Task requirements:
Copy the records that follow exactly, leaving nothing out.
● ● ● ● ● ● ●
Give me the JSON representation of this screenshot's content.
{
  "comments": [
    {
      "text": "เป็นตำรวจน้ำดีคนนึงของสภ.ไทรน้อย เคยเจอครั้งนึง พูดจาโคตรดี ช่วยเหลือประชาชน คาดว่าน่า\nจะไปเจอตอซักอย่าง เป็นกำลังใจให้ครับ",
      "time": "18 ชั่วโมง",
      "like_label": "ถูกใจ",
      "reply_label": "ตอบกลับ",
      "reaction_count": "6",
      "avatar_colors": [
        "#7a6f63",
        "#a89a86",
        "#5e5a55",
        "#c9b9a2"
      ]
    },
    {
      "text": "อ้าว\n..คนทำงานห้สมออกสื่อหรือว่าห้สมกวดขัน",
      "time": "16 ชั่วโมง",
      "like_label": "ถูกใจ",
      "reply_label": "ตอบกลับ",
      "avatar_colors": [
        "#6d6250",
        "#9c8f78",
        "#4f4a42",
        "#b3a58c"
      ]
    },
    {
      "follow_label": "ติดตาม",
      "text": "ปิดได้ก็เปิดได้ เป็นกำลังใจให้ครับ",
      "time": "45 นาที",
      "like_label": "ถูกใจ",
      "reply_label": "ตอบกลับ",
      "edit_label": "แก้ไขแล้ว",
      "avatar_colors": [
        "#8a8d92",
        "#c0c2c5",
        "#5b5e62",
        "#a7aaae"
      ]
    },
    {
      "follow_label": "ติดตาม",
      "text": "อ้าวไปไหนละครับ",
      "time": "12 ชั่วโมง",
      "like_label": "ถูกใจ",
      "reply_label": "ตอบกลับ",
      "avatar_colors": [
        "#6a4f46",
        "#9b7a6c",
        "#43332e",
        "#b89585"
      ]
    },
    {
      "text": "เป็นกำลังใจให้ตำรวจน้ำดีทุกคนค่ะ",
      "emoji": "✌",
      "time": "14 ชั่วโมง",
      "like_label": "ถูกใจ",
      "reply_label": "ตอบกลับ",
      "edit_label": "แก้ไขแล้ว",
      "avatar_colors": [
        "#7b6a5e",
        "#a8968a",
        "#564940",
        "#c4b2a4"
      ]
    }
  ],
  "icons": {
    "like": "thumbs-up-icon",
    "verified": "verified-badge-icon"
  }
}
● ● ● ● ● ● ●
Result of this task:
Give me the JSON representation of this screenshot's content.
{
  "comments": [
    {
      "text": "เป็นตำรวจน้ำดีคนนึงของสภ.ไทรน้อย เคยเจอครั้งนึง พูดจาโคตรดี ช่วยเหลือประชาชน คาดว่าน่า\nจะไปเจอตอซักอย่าง เป็นกำลังใจให้ครับ",
      "time": "18 ชั่วโมง",
      "like_label": "ถูกใจ",
      "reply_label": "ตอบกลับ",
      "reaction_count": "6",
      "avatar_colors": [
        "#7a6f63",
        "#a89a86",
        "#5e5a55",
        "#c9b9a2"
      ]
    },
    {
      "text": "อ้าว\n..คนทำงานห้สมออกสื่อหรือว่าห้สมกวดขัน",
      "time": "16 ชั่วโมง",
      "like_label": "ถูกใจ",
      "reply_label": "ตอบกลับ",
      "avatar_colors": [
        "#6d6250",
        "#9c8f78",
        "#4f4a42",
        "#b3a58c"
      ]
    },
    {
      "follow_label": "ติดตาม",
      "text": "ปิดได้ก็เปิดได้ เป็นกำลังใจให้ครับ",
      "time": "45 นาที",
      "like_label": "ถูกใจ",
      "reply_label": "ตอบกลับ",
      "edit_label": "แก้ไขแล้ว",
      "avatar_colors": [
        "#8a8d92",
        "#c0c2c5",
        "#5b5e62",
        "#a7aaae"
      ]
    },
    {
      "follow_label": "ติดตาม",
      "text": "อ้าวไปไหนละครับ",
      "time": "12 ชั่วโมง",
      "like_label": "ถูกใจ",
      "reply_label": "ตอบกลับ",
      "avatar_colors": [
        "#6a4f46",
        "#9b7a6c",
        "#43332e",
        "#b89585"
      ]
    },
    {
      "text": "เป็นกำลังใจให้ตำรวจน้ำดีทุกคนค่ะ",
      "emoji": "✌",
      "time": "14 ชั่วโมง",
      "like_label": "ถูกใจ",
      "reply_label": "ตอบกลับ",
      "edit_label": "แก้ไขแล้ว",
      "avatar_colors": [
        "#7b6a5e",
        "#a8968a",
        "#564940",
        "#c4b2a4"
      ]
    }
  ],
  "icons": {
    "like": "thumbs-up-icon",
    "verified": "verified-badge-icon"
  }
}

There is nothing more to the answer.